Authenticity is Not a Spectrum

Children whose Autism Spectrum Disorder manifests as social awkwardness or avoidance are often put in a double bind. On one hand, we adults who care about them ask them to do something different in social context than what comes naturally to them, and on the other hand, their peers punish them for being fake, or putting on an act. "Be different than you are, but be authentic". Our brains are built so that when we detect inconsistency in what a person says and does, it triggers a gut level mistrust and avoidance reaction. There is an extraordinary sensitivity to body language, tone of voice, and the movement of the eyes. If a child uses a social skill that they have learned in a classroom setting in a way that is unaligned with the context, it will most likely make things worse, not better. The answer is authenticity. The Social Sensory Cognition Process that we use at Kids Cooperate is about guiding children to an integrated sensory experience that opens a space for real connection.

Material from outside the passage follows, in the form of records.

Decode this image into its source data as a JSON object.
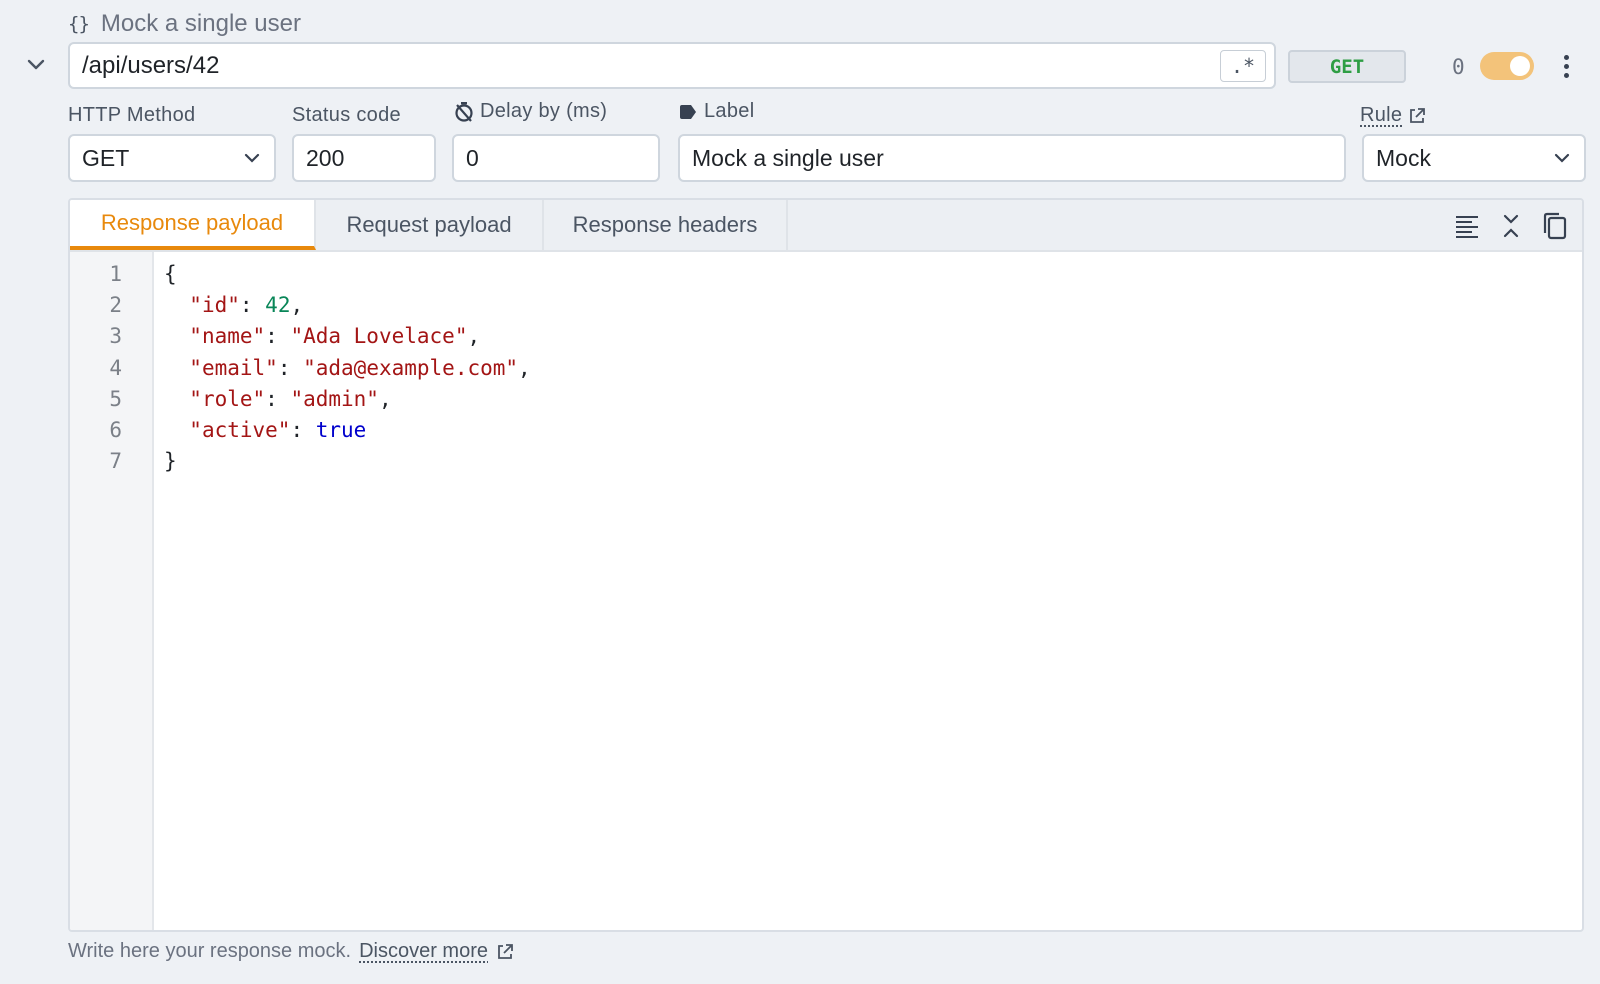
{
  "rule": {
    "title": "Mock a single user",
    "url_pattern": "/api/users/42",
    "regex_label": ".*",
    "method_badge": "GET",
    "hit_count": "0",
    "enabled": true
  },
  "fields": {
    "method": {
      "label": "HTTP Method",
      "value": "GET"
    },
    "status": {
      "label": "Status code",
      "value": "200"
    },
    "delay": {
      "label": "Delay by (ms)",
      "value": "0"
    },
    "label": {
      "label": "Label",
      "value": "Mock a single user"
    },
    "rule": {
      "label": "Rule",
      "value": "Mock"
    }
  },
  "tabs": [
    {
      "label": "Response payload",
      "active": true
    },
    {
      "label": "Request payload",
      "active": false
    },
    {
      "label": "Response headers",
      "active": false
    }
  ],
  "editor": {
    "line_numbers": [
      "1",
      "2",
      "3",
      "4",
      "5",
      "6",
      "7"
    ],
    "lines": {
      "open": "{",
      "id_key": "\"id\"",
      "id_val": "42",
      "name_key": "\"name\"",
      "name_val": "\"Ada Lovelace\"",
      "email_key": "\"email\"",
      "email_val": "\"ada@example.com\"",
      "role_key": "\"role\"",
      "role_val": "\"admin\"",
      "active_key": "\"active\"",
      "active_val": "true",
      "close": "}"
    }
  },
  "footer": {
    "hint": "Write here your response mock.",
    "link": "Discover more"
  },
  "colors": {
    "accent": "#e8890c",
    "method_green": "#2e9e44",
    "toggle_on": "#f3c37a"
  },
  "icons": [
    "braces-icon",
    "chevron-down-icon",
    "timer-off-icon",
    "tag-icon",
    "external-link-icon",
    "format-icon",
    "collapse-icon",
    "copy-icon"
  ]
}
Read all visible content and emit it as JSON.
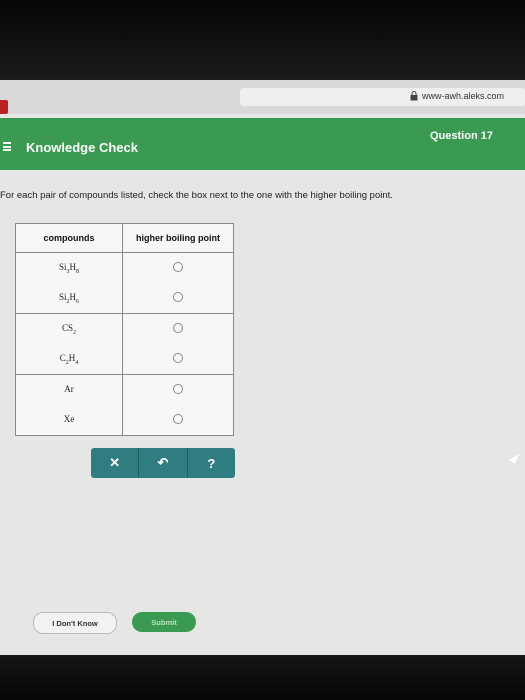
{
  "browser": {
    "url": "www-awh.aleks.com"
  },
  "header": {
    "title": "Knowledge Check",
    "question": "Question 17"
  },
  "prompt": "For each pair of compounds listed, check the box next to the one with the higher boiling point.",
  "table": {
    "headers": [
      "compounds",
      "higher boiling point"
    ],
    "rows": [
      {
        "base": "Si",
        "s1": "3",
        "mid": "H",
        "s2": "8"
      },
      {
        "base": "Si",
        "s1": "2",
        "mid": "H",
        "s2": "6"
      },
      {
        "base": "CS",
        "s1": "2",
        "mid": "",
        "s2": ""
      },
      {
        "base": "C",
        "s1": "2",
        "mid": "H",
        "s2": "4"
      },
      {
        "base": "Ar",
        "s1": "",
        "mid": "",
        "s2": ""
      },
      {
        "base": "Xe",
        "s1": "",
        "mid": "",
        "s2": ""
      }
    ]
  },
  "tools": {
    "clear": "✕",
    "undo": "↶",
    "help": "?"
  },
  "footer": {
    "dont_know": "I Don't Know",
    "submit": "Submit"
  },
  "colors": {
    "header_green": "#3a9a52",
    "tool_teal": "#2f7d80"
  }
}
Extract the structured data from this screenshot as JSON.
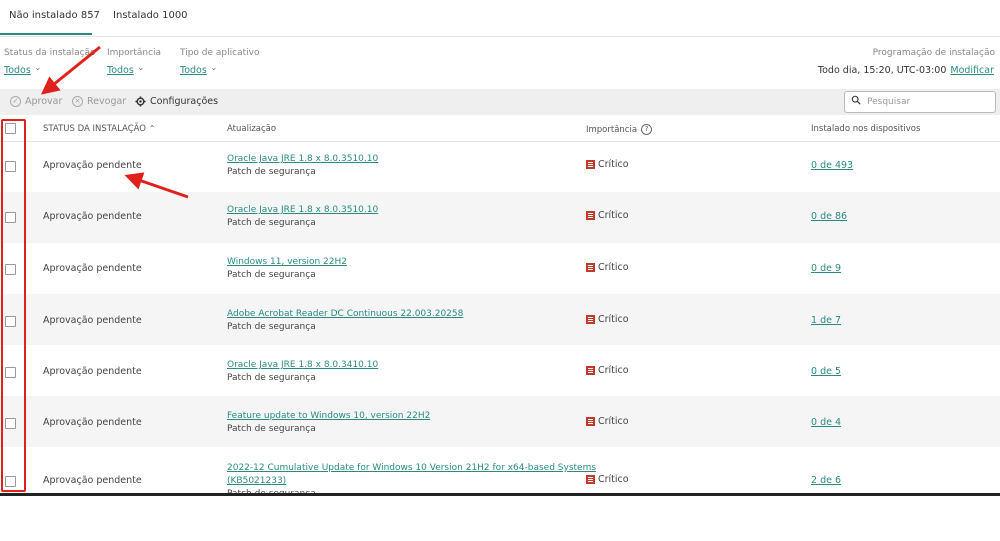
{
  "tabs": [
    {
      "label": "Não instalado 857",
      "active": true
    },
    {
      "label": "Instalado 1000",
      "active": false
    }
  ],
  "filters": [
    {
      "label": "Status da instalação",
      "value": "Todos"
    },
    {
      "label": "Importância",
      "value": "Todos"
    },
    {
      "label": "Tipo de aplicativo",
      "value": "Todos"
    }
  ],
  "schedule": {
    "label": "Programação de instalação",
    "value": "Todo dia, 15:20, UTC-03:00",
    "link": "Modificar"
  },
  "toolbar": {
    "approve": "Aprovar",
    "revoke": "Revogar",
    "settings": "Configurações",
    "search_placeholder": "Pesquisar"
  },
  "table": {
    "headers": {
      "status": "STATUS DA INSTALAÇÃO",
      "update": "Atualização",
      "importance": "Importância",
      "installed": "Instalado nos dispositivos"
    },
    "rows": [
      {
        "status": "Aprovação pendente",
        "update_line1": "Oracle Java JRE 1.8 x 8.0.3510.10",
        "update_line2": "",
        "type": "Patch de segurança",
        "importance": "Crítico",
        "installed": "0 de 493"
      },
      {
        "status": "Aprovação pendente",
        "update_line1": "Oracle Java JRE 1.8 x 8.0.3510.10",
        "update_line2": "",
        "type": "Patch de segurança",
        "importance": "Crítico",
        "installed": "0 de 86"
      },
      {
        "status": "Aprovação pendente",
        "update_line1": "Windows 11, version 22H2",
        "update_line2": "",
        "type": "Patch de segurança",
        "importance": "Crítico",
        "installed": "0 de 9"
      },
      {
        "status": "Aprovação pendente",
        "update_line1": "Adobe Acrobat Reader DC Continuous 22.003.20258",
        "update_line2": "",
        "type": "Patch de segurança",
        "importance": "Crítico",
        "installed": "1 de 7"
      },
      {
        "status": "Aprovação pendente",
        "update_line1": "Oracle Java JRE 1.8 x 8.0.3410.10",
        "update_line2": "",
        "type": "Patch de segurança",
        "importance": "Crítico",
        "installed": "0 de 5"
      },
      {
        "status": "Aprovação pendente",
        "update_line1": "Feature update to Windows 10, version 22H2",
        "update_line2": "",
        "type": "Patch de segurança",
        "importance": "Crítico",
        "installed": "0 de 4"
      },
      {
        "status": "Aprovação pendente",
        "update_line1": "2022-12 Cumulative Update for Windows 10 Version 21H2 for x64-based Systems",
        "update_line2": "(KB5021233)",
        "type": "Patch de segurança",
        "importance": "Crítico",
        "installed": "2 de 6"
      }
    ]
  },
  "colors": {
    "accent": "#2a8a83",
    "critical": "#c0392b",
    "annotation": "#e0211b"
  },
  "icons": {
    "approve": "check-circle-icon",
    "revoke": "x-circle-icon",
    "settings": "gear-icon",
    "search": "search-icon",
    "importance_help": "question-circle-icon",
    "critical": "critical-icon"
  }
}
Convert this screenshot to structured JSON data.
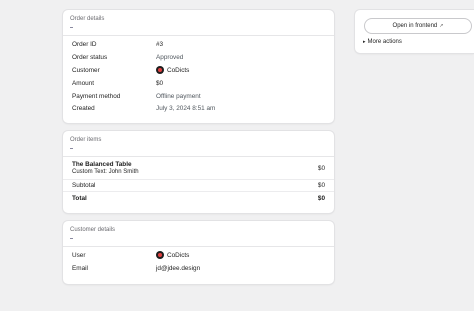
{
  "order_details": {
    "title": "Order details",
    "rows": [
      {
        "label": "Order ID",
        "value": "#3"
      },
      {
        "label": "Order status",
        "value": "Approved"
      },
      {
        "label": "Customer",
        "value": "CoDicts"
      },
      {
        "label": "Amount",
        "value": "$0"
      },
      {
        "label": "Payment method",
        "value": "Offline payment"
      },
      {
        "label": "Created",
        "value": "July 3, 2024 8:51 am"
      }
    ]
  },
  "order_items": {
    "title": "Order items",
    "item_name": "The Balanced Table",
    "item_custom": "Custom Text: John Smith",
    "item_price": "$0",
    "subtotal_label": "Subtotal",
    "subtotal_value": "$0",
    "total_label": "Total",
    "total_value": "$0"
  },
  "customer_details": {
    "title": "Customer details",
    "user_label": "User",
    "user_value": "CoDicts",
    "email_label": "Email",
    "email_value": "jd@jdee.design"
  },
  "sidebar": {
    "open_frontend_label": "Open in frontend",
    "more_actions_label": "More actions"
  },
  "icons": {
    "external": "external-link-icon",
    "chevron": "chevron-right-icon",
    "avatar": "avatar"
  }
}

A recipe for authenticity:

  • Help children to be comfortable in their own space. Their space consists of their body, feelings, and inner thoughts.
  • Guide them to a place of seeing that other people occupy their own unique spaces, and have corresponding feelings and thoughts different but equally valid to their own.
  • Nurture the development of clear communication. Perspective arises from sensory experience but is expressed through language.

I used to teach a maxim that is popular among social skills groups, "fake it till you make it". I no longer believe that. We must stop teaching our kids to be actors. We have enough adult actors in the world, and the world is not working. Authenticity is not a spectrum. There are no degrees of integrity. Our words and actions are either aligned with our being, or they are not.